*** SOURCE DATA Section Begins ***

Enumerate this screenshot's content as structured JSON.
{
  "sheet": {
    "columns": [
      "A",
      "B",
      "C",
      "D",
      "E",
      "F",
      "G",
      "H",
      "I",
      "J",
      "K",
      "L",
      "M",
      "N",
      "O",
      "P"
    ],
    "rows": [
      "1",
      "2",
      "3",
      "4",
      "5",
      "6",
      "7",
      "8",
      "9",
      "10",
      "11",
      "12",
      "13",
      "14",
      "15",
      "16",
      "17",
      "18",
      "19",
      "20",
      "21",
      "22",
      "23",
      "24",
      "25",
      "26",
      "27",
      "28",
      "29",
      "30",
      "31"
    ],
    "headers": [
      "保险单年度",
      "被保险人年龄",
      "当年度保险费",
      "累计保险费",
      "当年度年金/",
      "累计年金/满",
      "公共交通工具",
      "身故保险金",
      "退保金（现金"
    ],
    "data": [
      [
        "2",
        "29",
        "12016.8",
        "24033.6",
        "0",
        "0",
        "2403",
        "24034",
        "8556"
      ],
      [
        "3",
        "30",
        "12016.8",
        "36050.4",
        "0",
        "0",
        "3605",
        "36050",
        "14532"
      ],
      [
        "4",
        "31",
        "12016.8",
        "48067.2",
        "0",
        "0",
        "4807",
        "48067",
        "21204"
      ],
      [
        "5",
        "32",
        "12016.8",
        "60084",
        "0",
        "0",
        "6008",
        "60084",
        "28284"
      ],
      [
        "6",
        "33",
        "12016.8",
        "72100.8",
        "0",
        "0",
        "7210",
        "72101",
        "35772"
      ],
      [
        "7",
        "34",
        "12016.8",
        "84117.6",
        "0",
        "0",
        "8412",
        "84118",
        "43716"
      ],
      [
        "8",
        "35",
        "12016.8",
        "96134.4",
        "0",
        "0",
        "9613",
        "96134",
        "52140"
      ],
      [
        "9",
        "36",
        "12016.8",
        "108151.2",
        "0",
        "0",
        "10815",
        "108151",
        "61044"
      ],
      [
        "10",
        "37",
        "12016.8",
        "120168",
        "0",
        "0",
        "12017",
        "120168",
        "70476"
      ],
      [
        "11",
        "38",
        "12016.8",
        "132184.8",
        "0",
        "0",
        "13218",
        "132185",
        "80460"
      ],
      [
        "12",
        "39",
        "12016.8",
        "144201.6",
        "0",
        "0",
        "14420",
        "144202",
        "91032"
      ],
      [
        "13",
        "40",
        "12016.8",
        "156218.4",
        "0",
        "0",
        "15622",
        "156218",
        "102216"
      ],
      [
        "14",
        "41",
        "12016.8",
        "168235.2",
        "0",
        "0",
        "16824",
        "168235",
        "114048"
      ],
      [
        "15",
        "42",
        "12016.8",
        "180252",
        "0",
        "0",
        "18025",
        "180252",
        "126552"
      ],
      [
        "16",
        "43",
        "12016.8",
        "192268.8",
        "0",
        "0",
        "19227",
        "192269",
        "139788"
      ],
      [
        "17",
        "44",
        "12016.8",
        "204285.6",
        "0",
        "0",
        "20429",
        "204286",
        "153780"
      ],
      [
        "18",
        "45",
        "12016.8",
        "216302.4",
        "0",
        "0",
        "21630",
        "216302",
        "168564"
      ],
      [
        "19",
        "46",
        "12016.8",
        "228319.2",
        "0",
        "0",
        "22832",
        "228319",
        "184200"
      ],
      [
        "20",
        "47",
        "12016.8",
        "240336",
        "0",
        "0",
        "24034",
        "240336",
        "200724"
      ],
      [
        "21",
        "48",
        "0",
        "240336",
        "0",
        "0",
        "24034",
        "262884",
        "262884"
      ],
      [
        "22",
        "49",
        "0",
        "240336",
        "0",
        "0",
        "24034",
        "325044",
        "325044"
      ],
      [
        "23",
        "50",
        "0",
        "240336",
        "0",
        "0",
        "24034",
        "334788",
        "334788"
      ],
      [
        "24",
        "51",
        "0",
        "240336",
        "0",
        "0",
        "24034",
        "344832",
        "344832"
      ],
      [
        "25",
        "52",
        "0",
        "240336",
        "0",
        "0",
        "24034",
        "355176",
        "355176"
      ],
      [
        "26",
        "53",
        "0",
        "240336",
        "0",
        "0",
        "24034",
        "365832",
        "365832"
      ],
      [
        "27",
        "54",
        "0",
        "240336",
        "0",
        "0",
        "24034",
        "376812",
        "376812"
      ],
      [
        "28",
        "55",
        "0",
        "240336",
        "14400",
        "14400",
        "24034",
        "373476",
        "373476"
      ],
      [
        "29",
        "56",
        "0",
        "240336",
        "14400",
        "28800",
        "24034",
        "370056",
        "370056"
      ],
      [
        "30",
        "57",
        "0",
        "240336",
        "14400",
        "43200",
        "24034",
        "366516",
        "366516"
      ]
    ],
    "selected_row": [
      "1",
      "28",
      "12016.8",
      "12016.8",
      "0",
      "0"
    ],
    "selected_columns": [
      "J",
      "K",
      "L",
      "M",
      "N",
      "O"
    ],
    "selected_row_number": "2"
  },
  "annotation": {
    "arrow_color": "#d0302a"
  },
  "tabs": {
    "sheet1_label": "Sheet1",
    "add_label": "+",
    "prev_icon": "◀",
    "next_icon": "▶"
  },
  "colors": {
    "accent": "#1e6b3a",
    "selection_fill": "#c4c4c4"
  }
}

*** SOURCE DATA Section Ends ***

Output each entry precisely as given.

Enumerate this screenshot's content as structured JSON.
{
  "sheet": {
    "columns": [
      "A",
      "B",
      "C",
      "D",
      "E",
      "F",
      "G",
      "H",
      "I",
      "J",
      "K",
      "L",
      "M",
      "N",
      "O",
      "P"
    ],
    "rows": [
      "1",
      "2",
      "3",
      "4",
      "5",
      "6",
      "7",
      "8",
      "9",
      "10",
      "11",
      "12",
      "13",
      "14",
      "15",
      "16",
      "17",
      "18",
      "19",
      "20",
      "21",
      "22",
      "23",
      "24",
      "25",
      "26",
      "27",
      "28",
      "29",
      "30",
      "31"
    ],
    "headers": [
      "保险单年度",
      "被保险人年龄",
      "当年度保险费",
      "累计保险费",
      "当年度年金/",
      "累计年金/满",
      "公共交通工具",
      "身故保险金",
      "退保金（现金"
    ],
    "data": [
      [
        "2",
        "29",
        "12016.8",
        "24033.6",
        "0",
        "0",
        "2403",
        "24034",
        "8556"
      ],
      [
        "3",
        "30",
        "12016.8",
        "36050.4",
        "0",
        "0",
        "3605",
        "36050",
        "14532"
      ],
      [
        "4",
        "31",
        "12016.8",
        "48067.2",
        "0",
        "0",
        "4807",
        "48067",
        "21204"
      ],
      [
        "5",
        "32",
        "12016.8",
        "60084",
        "0",
        "0",
        "6008",
        "60084",
        "28284"
      ],
      [
        "6",
        "33",
        "12016.8",
        "72100.8",
        "0",
        "0",
        "7210",
        "72101",
        "35772"
      ],
      [
        "7",
        "34",
        "12016.8",
        "84117.6",
        "0",
        "0",
        "8412",
        "84118",
        "43716"
      ],
      [
        "8",
        "35",
        "12016.8",
        "96134.4",
        "0",
        "0",
        "9613",
        "96134",
        "52140"
      ],
      [
        "9",
        "36",
        "12016.8",
        "108151.2",
        "0",
        "0",
        "10815",
        "108151",
        "61044"
      ],
      [
        "10",
        "37",
        "12016.8",
        "120168",
        "0",
        "0",
        "12017",
        "120168",
        "70476"
      ],
      [
        "11",
        "38",
        "12016.8",
        "132184.8",
        "0",
        "0",
        "13218",
        "132185",
        "80460"
      ],
      [
        "12",
        "39",
        "12016.8",
        "144201.6",
        "0",
        "0",
        "14420",
        "144202",
        "91032"
      ],
      [
        "13",
        "40",
        "12016.8",
        "156218.4",
        "0",
        "0",
        "15622",
        "156218",
        "102216"
      ],
      [
        "14",
        "41",
        "12016.8",
        "168235.2",
        "0",
        "0",
        "16824",
        "168235",
        "114048"
      ],
      [
        "15",
        "42",
        "12016.8",
        "180252",
        "0",
        "0",
        "18025",
        "180252",
        "126552"
      ],
      [
        "16",
        "43",
        "12016.8",
        "192268.8",
        "0",
        "0",
        "19227",
        "192269",
        "139788"
      ],
      [
        "17",
        "44",
        "12016.8",
        "204285.6",
        "0",
        "0",
        "20429",
        "204286",
        "153780"
      ],
      [
        "18",
        "45",
        "12016.8",
        "216302.4",
        "0",
        "0",
        "21630",
        "216302",
        "168564"
      ],
      [
        "19",
        "46",
        "12016.8",
        "228319.2",
        "0",
        "0",
        "22832",
        "228319",
        "184200"
      ],
      [
        "20",
        "47",
        "12016.8",
        "240336",
        "0",
        "0",
        "24034",
        "240336",
        "200724"
      ],
      [
        "21",
        "48",
        "0",
        "240336",
        "0",
        "0",
        "24034",
        "262884",
        "262884"
      ],
      [
        "22",
        "49",
        "0",
        "240336",
        "0",
        "0",
        "24034",
        "325044",
        "325044"
      ],
      [
        "23",
        "50",
        "0",
        "240336",
        "0",
        "0",
        "24034",
        "334788",
        "334788"
      ],
      [
        "24",
        "51",
        "0",
        "240336",
        "0",
        "0",
        "24034",
        "344832",
        "344832"
      ],
      [
        "25",
        "52",
        "0",
        "240336",
        "0",
        "0",
        "24034",
        "355176",
        "355176"
      ],
      [
        "26",
        "53",
        "0",
        "240336",
        "0",
        "0",
        "24034",
        "365832",
        "365832"
      ],
      [
        "27",
        "54",
        "0",
        "240336",
        "0",
        "0",
        "24034",
        "376812",
        "376812"
      ],
      [
        "28",
        "55",
        "0",
        "240336",
        "14400",
        "14400",
        "24034",
        "373476",
        "373476"
      ],
      [
        "29",
        "56",
        "0",
        "240336",
        "14400",
        "28800",
        "24034",
        "370056",
        "370056"
      ],
      [
        "30",
        "57",
        "0",
        "240336",
        "14400",
        "43200",
        "24034",
        "366516",
        "366516"
      ]
    ],
    "selected_row": [
      "1",
      "28",
      "12016.8",
      "12016.8",
      "0",
      "0"
    ],
    "selected_columns": [
      "J",
      "K",
      "L",
      "M",
      "N",
      "O"
    ],
    "selected_row_number": "2"
  },
  "annotation": {
    "arrow_color": "#d0302a"
  },
  "tabs": {
    "sheet1_label": "Sheet1",
    "add_label": "+",
    "prev_icon": "◀",
    "next_icon": "▶"
  },
  "colors": {
    "accent": "#1e6b3a",
    "selection_fill": "#c4c4c4"
  }
}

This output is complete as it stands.